If you can sense that someone will hurt you, you’re probably right. They probably will hurt you.
But, what is most frustrating of all, is that you also know — in your heart of hearts, no matter what you may tell your friends — that it will feel too easy to forgive them. Regardless of what they’ve done.
They could cheat on you — vindicating their actions, to you and (more importantly) to themselves, with the excuse that “shit happens” under the wrong circumstances, when they’ve had too much to drink or when you’re out of town for the weekend.
They could fall off the face of the earth — keeping you wondering where they’ve gone or what you’ve done — and reappear in your life only when it is most convenient for them. When they’ve begun to feel lonely and just need a warm body to spoon, if only for a night or two.
They could spend an excessive amount of time trying to convince you that they are respectful, emphasizing that they have little sisters and moms and aunts who they treat well. And that, really, they are “good guys.” Always be wary of those who feel as though they need to convince you that they are good or respectful.
They could kiss you, despite knowing that they have a girlfriend of several years waiting for their call — their “sleep well” and “I love you, baby” and “I miss you so much” — at the end of the night.

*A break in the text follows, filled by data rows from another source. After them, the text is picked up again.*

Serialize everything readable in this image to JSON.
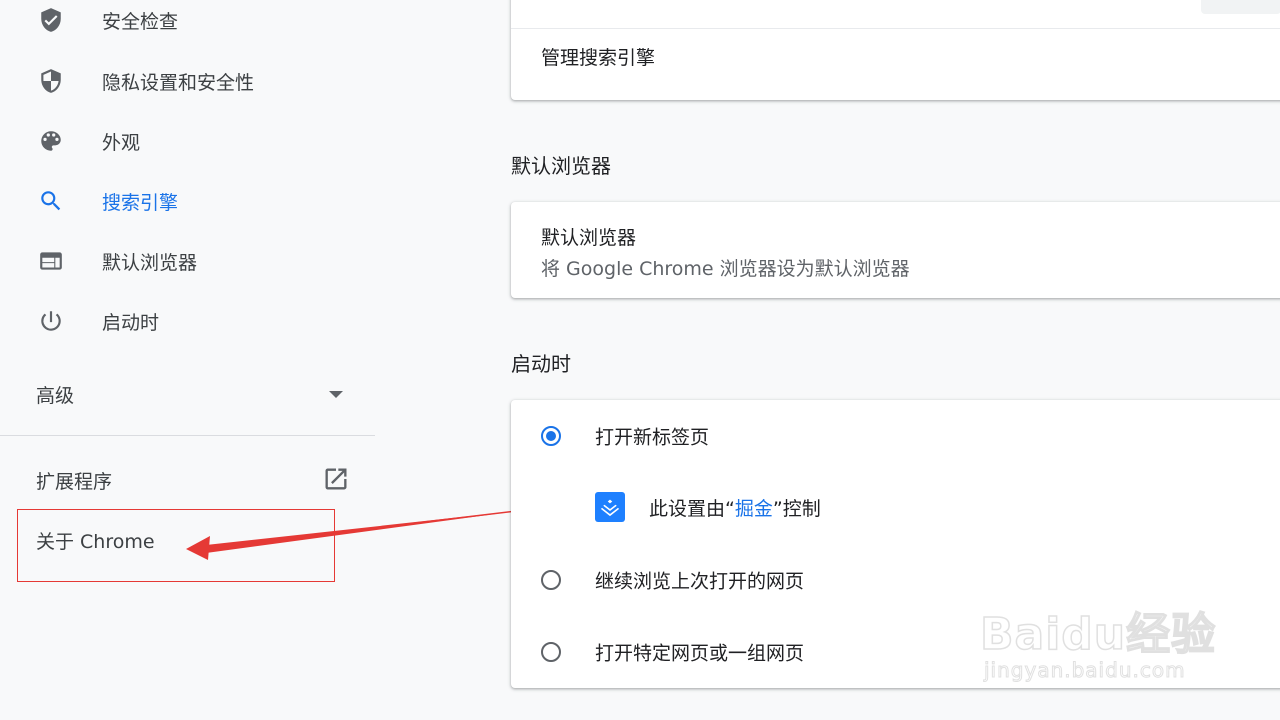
{
  "sidebar": {
    "items": [
      {
        "label": "安全检查",
        "icon": "shield-check-icon"
      },
      {
        "label": "隐私设置和安全性",
        "icon": "shield-icon"
      },
      {
        "label": "外观",
        "icon": "palette-icon"
      },
      {
        "label": "搜索引擎",
        "icon": "search-icon",
        "active": true
      },
      {
        "label": "默认浏览器",
        "icon": "browser-window-icon"
      },
      {
        "label": "启动时",
        "icon": "power-icon"
      }
    ],
    "advanced_label": "高级",
    "extensions_label": "扩展程序",
    "about_label": "关于 Chrome"
  },
  "main": {
    "search_engine_card": {
      "manage_label": "管理搜索引擎"
    },
    "default_browser": {
      "section_title": "默认浏览器",
      "card_title": "默认浏览器",
      "card_subtitle": "将 Google Chrome 浏览器设为默认浏览器"
    },
    "on_startup": {
      "section_title": "启动时",
      "options": [
        {
          "label": "打开新标签页",
          "checked": true
        },
        {
          "label": "继续浏览上次打开的网页",
          "checked": false
        },
        {
          "label": "打开特定网页或一组网页",
          "checked": false
        }
      ],
      "policy_prefix": "此设置由“",
      "policy_link": "掘金",
      "policy_suffix": "”控制"
    }
  },
  "watermark": {
    "main": "Baidu经验",
    "sub": "jingyan.baidu.com"
  },
  "colors": {
    "accent": "#1a73e8",
    "annotation_red": "#e53935",
    "background": "#f8f9fa"
  }
}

You will loathe yourself for giving them, consciously or not, the power to batter and bruise your heart with as much abandon as they’d like. But, when they come to you, eyes downcast and hands wrung, the temptation to accept any form of apology or excuse or tiny-white-lie they could offer you will be strong.
Your heart and your head will wage a civil war within you, and though all of your practical sensibilities will encourage — no, will urge — your head to secede, your heart will prevail in this scenario. That stubborn little shit.
You will persuade yourself that this time will be different. This person will be different; he or she will not like be those who came before — those whose ghosts linger in your past yet manage to haunt your present. You will hope for the best while bracing for the worst, and somewhere, in the back of your mind, you will know that the worst is more likely than the best.
Your sense of trust is so great — too great, your friends sometimes warn — that you will continue to trust no one would ever willingly, knowingly hurt you. And you will stubbornly, adamantly refuse to believe otherwise.
But, when the worst comes (and you know it will), you will be consumed with an aboding sadness that threatens to tear you apart unless you keep your mind occupied elsewhere. So, you will keep your mind occupied elsewhere. You will tell yourself and those around you “onto the next one!” Because, underneath your casual light-heartedness, the mellow approach you always try to take towards these otherwise crippling situations, you will hurt.
They will hurt you. And you know that. But you will forgive them and you will hurt yourself instead.